What, you've never heard of an ice apple? And you've definitely never had one? Well, all I have to say is if you like apples and have never eaten one of these, you are missing out.
So what are they? Technically they are your basic Fuji apple, very sweet with good crunch. What makes these different is they are picked during the last days of October - the last of the season - and leaving them on the tree a little longer, allowing the center of the apples to crystallize a bit, leaving a pocket of juiciness in the center. This makes the entire apple just a bit sweeter.
I don't know if this is the same chemical process used to create "ice wine" (which I also love - coincidence?) when the grapes are left to freeze on the vine to focus the sweetness before fermentation. But to me - far from an expert in the growing of fruits and making of wine - it sounds like it could be similar; perhaps these ice apples are at a younger place in the process than the ice wine grapes.
You can read the entire "Legend of the Ice Apple" here on Al's Garden Center website.
Is that weird, reading it there? It is, but this is the only place I have ever seen these apples. We ran across them literally by accident a couple years ago. November isn't typically a month people go to a garden store, so I can't remember at all why were there - it possibly could have been their annual Christmas show, an evening in early November. No idea.

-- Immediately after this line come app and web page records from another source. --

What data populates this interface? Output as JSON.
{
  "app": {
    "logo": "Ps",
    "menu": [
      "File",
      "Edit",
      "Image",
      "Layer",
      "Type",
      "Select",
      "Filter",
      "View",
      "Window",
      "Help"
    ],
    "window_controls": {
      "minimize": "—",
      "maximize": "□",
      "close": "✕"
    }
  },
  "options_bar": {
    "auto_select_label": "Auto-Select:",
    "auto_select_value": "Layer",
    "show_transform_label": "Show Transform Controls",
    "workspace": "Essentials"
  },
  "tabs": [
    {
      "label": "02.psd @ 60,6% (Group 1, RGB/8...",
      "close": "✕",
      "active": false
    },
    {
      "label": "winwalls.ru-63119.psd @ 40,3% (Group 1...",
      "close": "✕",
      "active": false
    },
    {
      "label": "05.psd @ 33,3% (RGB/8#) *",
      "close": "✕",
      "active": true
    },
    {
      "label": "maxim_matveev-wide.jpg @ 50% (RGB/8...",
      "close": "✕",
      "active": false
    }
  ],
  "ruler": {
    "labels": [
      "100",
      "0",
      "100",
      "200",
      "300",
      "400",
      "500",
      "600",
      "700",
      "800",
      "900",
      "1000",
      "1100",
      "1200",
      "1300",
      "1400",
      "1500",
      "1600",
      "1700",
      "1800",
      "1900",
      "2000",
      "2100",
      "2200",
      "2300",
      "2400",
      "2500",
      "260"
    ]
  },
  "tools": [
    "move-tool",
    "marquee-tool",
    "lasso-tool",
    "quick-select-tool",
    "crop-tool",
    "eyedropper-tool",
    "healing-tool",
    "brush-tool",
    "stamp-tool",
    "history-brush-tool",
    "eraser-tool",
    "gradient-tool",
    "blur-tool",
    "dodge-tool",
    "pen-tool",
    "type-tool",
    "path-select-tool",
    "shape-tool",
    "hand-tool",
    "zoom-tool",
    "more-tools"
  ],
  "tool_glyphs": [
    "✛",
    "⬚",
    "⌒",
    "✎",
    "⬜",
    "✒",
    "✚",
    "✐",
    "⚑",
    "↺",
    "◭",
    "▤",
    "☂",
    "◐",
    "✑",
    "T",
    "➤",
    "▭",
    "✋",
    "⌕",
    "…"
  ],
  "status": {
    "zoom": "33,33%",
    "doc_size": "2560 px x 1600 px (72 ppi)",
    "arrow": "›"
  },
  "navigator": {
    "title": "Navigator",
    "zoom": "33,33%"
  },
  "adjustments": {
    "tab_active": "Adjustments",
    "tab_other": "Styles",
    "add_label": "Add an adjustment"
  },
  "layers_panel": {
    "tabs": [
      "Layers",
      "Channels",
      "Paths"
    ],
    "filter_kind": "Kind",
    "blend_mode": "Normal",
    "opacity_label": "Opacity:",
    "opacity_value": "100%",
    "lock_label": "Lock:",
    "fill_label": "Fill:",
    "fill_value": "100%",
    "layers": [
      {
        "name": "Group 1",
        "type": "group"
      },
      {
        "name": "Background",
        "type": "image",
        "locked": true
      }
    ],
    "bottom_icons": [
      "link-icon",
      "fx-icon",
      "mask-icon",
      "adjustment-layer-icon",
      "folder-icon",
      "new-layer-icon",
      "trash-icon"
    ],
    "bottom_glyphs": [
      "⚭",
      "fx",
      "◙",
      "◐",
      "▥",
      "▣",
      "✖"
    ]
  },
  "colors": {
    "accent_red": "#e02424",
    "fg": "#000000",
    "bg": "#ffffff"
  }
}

Anyway, they had these huge boxes of "ice apples" and they looked good - looked like Fujis, because, apparently, they are Fujis. We bought a few and tried them out the next day. And came back. And came back again. And again. Every time we thought they'd be gone, but they still had some. I think in the month they were in the store we went to buy more five times, and then when it looked like this might be the last time, we bought a huge bag to last us a couple more weeks.
We've looked all over, but as the link says, Al's is the only place you can find these. Technically these apples aren't anything special - they are Fujis that got left on the tree too long and the yumminess was found by accident. Any grower with Fuji trees should be able to try it out, I think, but so far they seem to come only from this specific farm in Wenatchee, WA and are only distributed through Al's.
So every November we head to Al's and stock up, because these are literally the best apples we've ever had.
Wait, why am I telling people about these?
Oh well, no one reads this blog anyway...right?